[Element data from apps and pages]

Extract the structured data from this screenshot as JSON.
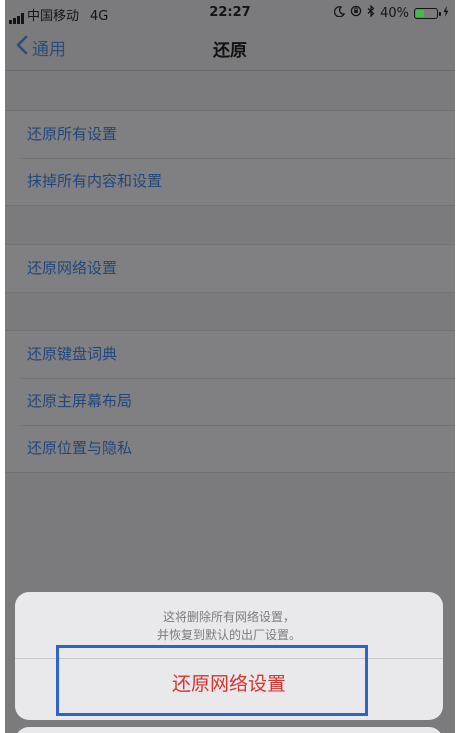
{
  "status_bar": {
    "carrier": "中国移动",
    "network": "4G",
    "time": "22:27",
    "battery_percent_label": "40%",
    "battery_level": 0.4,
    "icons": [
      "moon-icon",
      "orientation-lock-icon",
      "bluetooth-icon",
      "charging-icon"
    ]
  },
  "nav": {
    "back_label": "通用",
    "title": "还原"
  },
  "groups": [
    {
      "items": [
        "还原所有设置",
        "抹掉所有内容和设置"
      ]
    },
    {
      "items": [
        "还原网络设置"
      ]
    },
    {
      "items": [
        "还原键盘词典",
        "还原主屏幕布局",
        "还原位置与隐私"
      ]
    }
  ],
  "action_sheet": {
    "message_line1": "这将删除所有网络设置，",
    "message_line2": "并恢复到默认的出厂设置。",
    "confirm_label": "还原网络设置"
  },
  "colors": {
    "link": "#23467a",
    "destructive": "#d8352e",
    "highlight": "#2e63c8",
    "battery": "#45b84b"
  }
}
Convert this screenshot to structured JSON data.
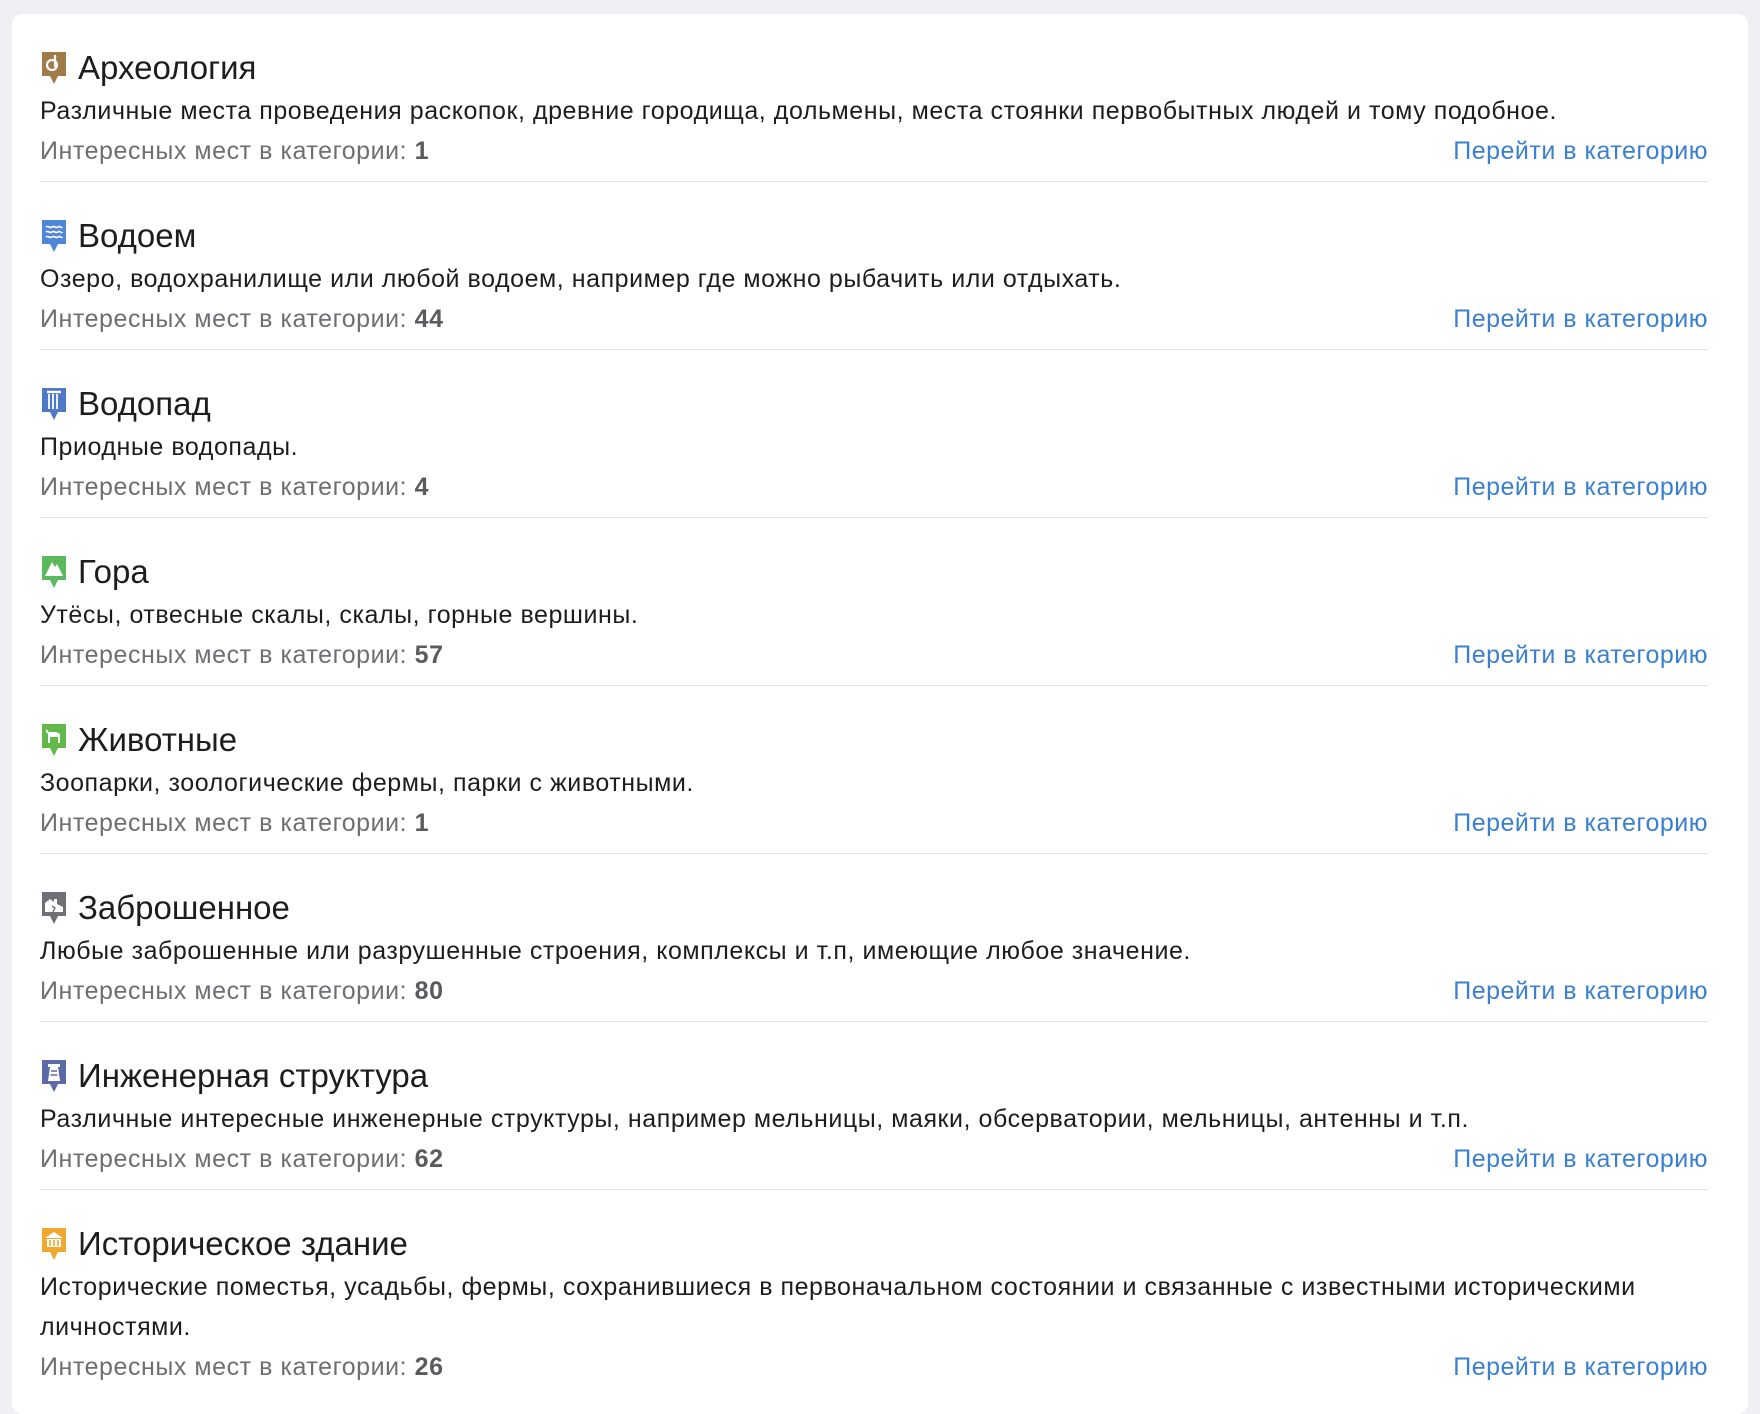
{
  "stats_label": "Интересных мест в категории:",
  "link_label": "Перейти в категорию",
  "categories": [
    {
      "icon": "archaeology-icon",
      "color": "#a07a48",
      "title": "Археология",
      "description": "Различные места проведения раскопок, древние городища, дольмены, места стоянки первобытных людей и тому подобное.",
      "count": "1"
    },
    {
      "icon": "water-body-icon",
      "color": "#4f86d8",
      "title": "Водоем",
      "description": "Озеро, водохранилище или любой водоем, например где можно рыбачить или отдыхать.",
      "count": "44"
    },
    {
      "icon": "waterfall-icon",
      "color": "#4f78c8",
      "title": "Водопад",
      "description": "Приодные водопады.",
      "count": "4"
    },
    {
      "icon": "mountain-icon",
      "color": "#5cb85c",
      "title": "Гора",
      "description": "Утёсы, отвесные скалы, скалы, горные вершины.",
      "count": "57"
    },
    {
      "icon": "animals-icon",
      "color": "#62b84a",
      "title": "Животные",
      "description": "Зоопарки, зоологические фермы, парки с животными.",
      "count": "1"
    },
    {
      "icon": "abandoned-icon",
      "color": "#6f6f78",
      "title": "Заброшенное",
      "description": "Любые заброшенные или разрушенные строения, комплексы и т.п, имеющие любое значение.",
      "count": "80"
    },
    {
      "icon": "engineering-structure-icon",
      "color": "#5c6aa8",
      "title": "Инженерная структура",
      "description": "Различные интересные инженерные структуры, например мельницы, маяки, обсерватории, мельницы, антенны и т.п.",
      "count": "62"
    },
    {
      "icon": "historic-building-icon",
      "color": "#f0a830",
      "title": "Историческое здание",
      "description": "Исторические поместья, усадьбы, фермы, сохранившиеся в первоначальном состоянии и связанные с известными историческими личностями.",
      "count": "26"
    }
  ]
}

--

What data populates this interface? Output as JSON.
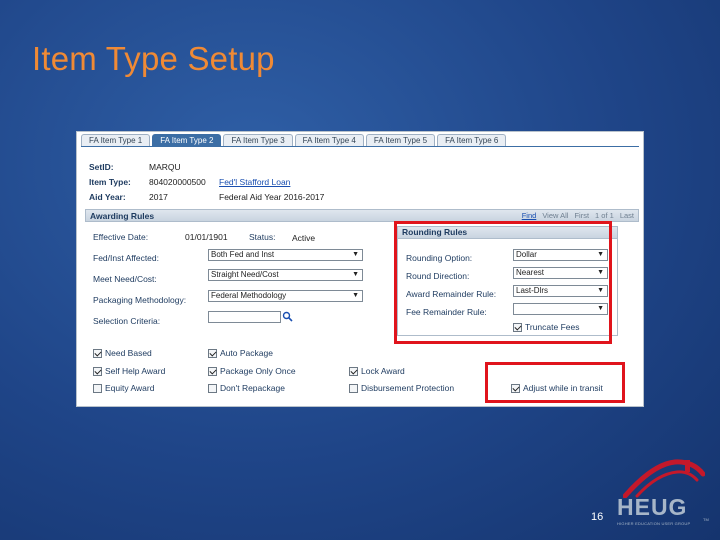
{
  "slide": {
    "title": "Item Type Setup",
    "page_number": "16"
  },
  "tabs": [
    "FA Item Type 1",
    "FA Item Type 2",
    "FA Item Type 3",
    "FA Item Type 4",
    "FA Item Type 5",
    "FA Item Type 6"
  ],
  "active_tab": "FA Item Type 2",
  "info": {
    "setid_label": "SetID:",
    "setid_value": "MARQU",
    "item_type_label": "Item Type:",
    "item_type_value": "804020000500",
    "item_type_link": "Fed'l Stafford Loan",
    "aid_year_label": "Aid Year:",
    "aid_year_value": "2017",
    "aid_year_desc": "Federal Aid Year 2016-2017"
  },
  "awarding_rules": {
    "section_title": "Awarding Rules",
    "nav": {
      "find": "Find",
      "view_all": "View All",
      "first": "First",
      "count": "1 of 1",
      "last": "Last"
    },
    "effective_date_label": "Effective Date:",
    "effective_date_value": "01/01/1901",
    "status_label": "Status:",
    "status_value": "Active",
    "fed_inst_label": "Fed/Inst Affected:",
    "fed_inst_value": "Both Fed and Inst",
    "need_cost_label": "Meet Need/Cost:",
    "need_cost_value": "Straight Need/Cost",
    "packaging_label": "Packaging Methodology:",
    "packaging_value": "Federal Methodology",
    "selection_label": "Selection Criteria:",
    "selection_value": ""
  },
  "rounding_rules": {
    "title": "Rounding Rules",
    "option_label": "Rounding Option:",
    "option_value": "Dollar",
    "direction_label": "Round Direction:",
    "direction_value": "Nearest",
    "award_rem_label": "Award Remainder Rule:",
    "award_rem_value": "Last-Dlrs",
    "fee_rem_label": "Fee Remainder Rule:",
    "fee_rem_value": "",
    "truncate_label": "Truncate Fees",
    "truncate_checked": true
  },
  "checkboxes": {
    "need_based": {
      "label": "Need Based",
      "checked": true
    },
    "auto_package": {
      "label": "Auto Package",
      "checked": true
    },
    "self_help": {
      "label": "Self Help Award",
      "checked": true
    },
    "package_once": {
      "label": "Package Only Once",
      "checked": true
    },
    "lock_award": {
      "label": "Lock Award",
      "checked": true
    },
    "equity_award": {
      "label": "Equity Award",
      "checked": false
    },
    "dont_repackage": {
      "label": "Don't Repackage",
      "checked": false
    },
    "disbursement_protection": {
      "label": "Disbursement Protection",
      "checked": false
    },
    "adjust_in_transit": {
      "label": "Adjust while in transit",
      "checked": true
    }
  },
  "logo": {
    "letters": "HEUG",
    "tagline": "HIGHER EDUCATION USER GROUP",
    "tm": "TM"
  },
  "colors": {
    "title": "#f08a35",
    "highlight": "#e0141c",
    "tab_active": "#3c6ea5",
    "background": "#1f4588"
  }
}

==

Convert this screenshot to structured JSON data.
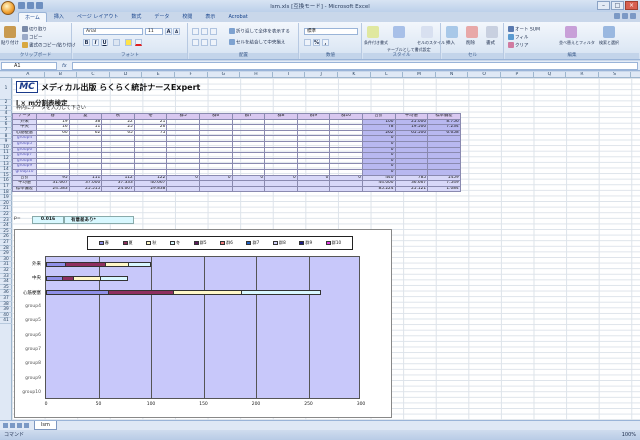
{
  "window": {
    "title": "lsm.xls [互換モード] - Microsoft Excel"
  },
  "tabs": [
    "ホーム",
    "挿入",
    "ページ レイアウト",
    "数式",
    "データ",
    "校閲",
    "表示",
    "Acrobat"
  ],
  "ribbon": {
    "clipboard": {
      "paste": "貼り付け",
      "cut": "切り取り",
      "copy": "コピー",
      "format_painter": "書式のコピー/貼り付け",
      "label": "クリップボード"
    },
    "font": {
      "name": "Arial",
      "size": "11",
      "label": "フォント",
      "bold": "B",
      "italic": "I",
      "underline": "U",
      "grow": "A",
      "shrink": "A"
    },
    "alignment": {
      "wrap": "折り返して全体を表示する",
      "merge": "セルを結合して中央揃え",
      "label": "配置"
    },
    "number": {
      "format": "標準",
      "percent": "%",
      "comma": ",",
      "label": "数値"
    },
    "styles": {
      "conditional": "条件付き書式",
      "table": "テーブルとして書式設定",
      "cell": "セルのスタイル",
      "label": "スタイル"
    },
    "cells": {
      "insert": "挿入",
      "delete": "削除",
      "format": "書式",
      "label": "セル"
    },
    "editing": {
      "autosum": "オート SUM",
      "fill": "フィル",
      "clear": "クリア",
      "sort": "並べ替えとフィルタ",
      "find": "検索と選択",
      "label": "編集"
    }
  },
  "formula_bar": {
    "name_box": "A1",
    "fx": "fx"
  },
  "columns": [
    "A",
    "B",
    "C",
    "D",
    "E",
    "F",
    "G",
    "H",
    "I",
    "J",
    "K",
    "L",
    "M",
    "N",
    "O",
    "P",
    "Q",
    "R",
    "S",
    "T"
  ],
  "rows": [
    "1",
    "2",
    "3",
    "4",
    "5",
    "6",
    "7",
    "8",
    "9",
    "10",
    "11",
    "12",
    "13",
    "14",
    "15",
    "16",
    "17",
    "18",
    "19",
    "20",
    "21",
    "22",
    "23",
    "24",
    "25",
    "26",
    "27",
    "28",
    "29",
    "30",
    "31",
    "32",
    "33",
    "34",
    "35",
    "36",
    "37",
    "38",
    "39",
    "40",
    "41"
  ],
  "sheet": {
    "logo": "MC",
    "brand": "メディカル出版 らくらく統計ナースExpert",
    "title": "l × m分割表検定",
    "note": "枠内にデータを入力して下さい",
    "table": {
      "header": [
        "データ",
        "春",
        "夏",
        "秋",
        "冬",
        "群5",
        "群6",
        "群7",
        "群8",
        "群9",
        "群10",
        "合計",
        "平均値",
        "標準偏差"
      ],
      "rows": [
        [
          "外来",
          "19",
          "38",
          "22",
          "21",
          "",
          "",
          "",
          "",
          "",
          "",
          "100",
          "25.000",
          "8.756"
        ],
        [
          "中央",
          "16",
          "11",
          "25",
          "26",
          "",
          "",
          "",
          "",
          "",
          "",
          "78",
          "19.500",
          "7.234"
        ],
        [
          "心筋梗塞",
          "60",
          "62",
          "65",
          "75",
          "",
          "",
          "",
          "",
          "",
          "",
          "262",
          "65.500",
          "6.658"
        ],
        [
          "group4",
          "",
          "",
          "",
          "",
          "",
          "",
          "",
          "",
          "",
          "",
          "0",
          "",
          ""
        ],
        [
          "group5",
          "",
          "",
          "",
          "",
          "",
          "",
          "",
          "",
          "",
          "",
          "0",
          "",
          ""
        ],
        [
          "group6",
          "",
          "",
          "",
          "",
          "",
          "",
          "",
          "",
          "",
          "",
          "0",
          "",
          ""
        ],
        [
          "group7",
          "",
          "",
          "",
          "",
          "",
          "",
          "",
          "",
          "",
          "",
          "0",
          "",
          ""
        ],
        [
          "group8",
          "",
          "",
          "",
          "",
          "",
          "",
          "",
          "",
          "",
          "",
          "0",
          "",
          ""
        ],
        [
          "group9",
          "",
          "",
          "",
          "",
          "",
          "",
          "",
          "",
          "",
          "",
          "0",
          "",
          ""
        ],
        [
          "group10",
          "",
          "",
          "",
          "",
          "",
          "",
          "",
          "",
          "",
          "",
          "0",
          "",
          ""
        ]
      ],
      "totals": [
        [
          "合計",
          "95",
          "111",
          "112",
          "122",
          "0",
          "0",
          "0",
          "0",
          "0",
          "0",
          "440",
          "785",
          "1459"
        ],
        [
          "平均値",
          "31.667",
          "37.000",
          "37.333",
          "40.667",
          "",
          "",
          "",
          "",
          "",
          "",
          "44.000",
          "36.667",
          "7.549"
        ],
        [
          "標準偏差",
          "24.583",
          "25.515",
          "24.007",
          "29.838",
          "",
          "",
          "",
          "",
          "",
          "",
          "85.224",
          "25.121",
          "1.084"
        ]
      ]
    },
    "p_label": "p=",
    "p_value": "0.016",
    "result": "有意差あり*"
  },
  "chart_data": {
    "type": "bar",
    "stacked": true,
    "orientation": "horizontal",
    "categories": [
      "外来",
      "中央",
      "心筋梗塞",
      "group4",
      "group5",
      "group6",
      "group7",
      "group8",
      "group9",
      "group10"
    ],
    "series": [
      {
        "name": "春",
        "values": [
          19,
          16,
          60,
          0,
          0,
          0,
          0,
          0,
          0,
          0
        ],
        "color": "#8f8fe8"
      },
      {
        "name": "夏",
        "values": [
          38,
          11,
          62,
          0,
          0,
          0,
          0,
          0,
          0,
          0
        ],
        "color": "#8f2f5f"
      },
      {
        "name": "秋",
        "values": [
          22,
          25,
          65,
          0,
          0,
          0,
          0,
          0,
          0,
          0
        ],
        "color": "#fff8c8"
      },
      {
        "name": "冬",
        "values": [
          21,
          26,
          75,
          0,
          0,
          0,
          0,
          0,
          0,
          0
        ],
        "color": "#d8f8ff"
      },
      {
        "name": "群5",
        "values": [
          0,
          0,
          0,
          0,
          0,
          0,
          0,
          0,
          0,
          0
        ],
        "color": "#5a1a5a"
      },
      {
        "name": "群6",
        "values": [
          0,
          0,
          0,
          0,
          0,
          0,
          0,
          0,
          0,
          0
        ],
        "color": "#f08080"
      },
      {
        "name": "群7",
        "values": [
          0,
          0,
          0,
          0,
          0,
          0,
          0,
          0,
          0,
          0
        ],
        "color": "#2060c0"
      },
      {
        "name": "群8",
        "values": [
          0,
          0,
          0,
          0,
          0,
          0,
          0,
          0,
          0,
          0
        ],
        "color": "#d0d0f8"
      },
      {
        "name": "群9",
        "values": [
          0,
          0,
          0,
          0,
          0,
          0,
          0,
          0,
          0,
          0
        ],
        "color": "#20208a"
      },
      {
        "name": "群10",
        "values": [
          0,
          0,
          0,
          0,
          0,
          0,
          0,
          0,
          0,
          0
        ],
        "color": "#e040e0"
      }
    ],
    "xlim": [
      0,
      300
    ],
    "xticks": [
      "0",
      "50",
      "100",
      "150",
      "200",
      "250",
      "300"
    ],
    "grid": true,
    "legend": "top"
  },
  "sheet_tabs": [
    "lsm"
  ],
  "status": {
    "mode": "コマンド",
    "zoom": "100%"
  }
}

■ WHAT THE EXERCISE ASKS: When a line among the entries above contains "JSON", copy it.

■ COMPLETED TASK:
Extract the structured data from this screenshot as JSON.
Convert this screenshot to structured JSON data.
What data populates this interface? Output as JSON.
Convert this screenshot to structured JSON data.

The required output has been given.